Enron dives from the seventh largest US company to bankruptcy in less than a year in this tale told chronologically. The emphasis is on human drama, from suicide to 20,000 people sacked: the personalities of Ken Lay (with Falwellesque rectitude), Jeff Skilling (he of big ideas), Lou Pai (gone with $250 M), and Andy Fastow (the dark prince) dominate. Along the way, we watch Enron game California's deregulated electricity market, get a free pass from Arthur Andersen (which okays the dubious mark-to-market accounting), use greed to manipulate banks and brokerages (Merrill Lynch fires the analyst who questions Enron's rise), and hear from both Presidents Bush what great guys these are.
The fortunes of Houston-based Enron Corporation, which went from having $65 billion in assets to going bankrupt in less than a month, are chronicled. The stories generally focus on the people who built what was a house of cards called Enron, knowing what they were doing was mostly smoke and mirrors, often illegal, and often at the expense of the working class, but still proceeded out of pride, arrogance and/or greed. The film focuses primarily on the two at the top who were responsible for setting the corporate culture for all those under them: Chair and CEO Kenneth Lay and COO Jeff Skilling. While many of the top executive were able to liquidate the majority of their shares from the company before the plunge, the general investor and the employees, who sunk much if not all of their 401s into the company, were the ones who ultimately got burned, let alone those, such as California utility users and payers, who were negatively affected along the way. The film also details others who were complicit to the goings-on at Enron, such as the banks and Enron's auditor, Arthur Andersen, for whatever multitude of possible reasons from greed to ignorance to not wanting to cross the all powerful Enron. While the outcomes for such major players within Enron as Cliff Baxter, Andrew Fastow and Lou L. Pai are known, the legal fates of Lay and Skilling are still in front of the courts at the time of the production of this film.

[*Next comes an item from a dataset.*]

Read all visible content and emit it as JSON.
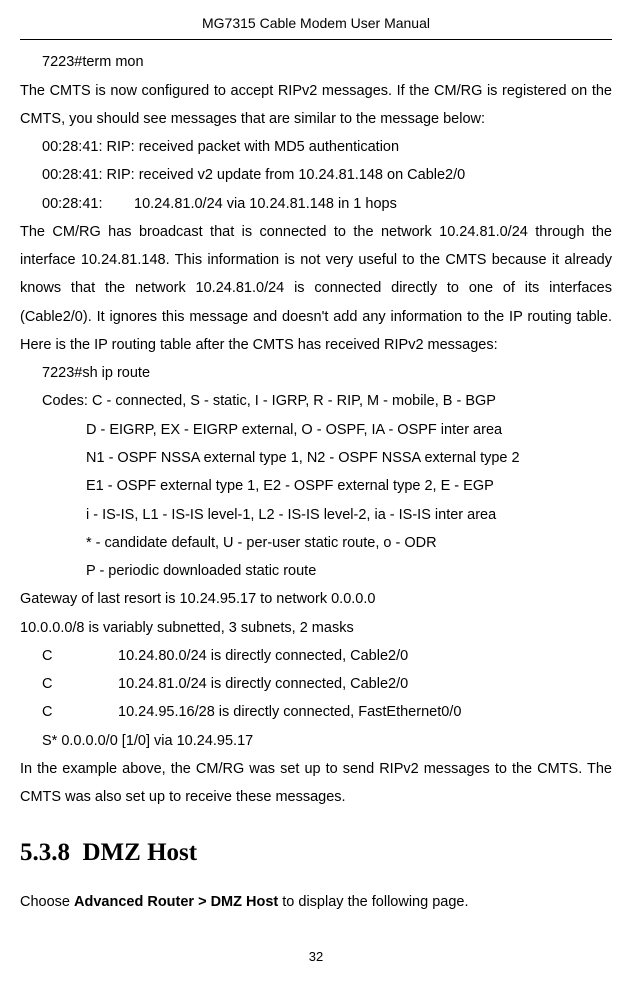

The story of Enron, the energy company, and its rise and inglorious fall. We see its origins in the 1980s, how it was set up with energy deregulation in mind, and how it profited off the deregulation. Moreover, we see how it took accounting practices to the extremes, to the point that the senior executives were cooking the books. There is also coverage of the unethical practices of Enron' traders, particularly in the California electricity market. In the end it all comes crashing down, losing everyday, law-abiding employees their jobs, savings and pensions.
A documentary about the Enron corporation, its faulty and corrupt business practices, and how they led to its fall.
- Based on the best-selling book of the same name by Fortune reporters Bethany McLean and Peter Elkind, a multidimensional study of one of the biggest business scandals in American history. The chronicle takes a look at one of the greatest corporate disasters in history, in which top executives from the 7th largest company in the USA walked away with over one billion dollars, leaving investors and employees with nothing. The film features insider accounts and rare corporate audio and video tapes that reveal colossal personal excesses of the Enron hierarchy and the utter moral vacuum that posed as corporate philosophy. The human drama that unfolds within Enron's walls resembles a Greek tragedy and produces a domino effect that could shape the face of our economy and ethical code for years to come.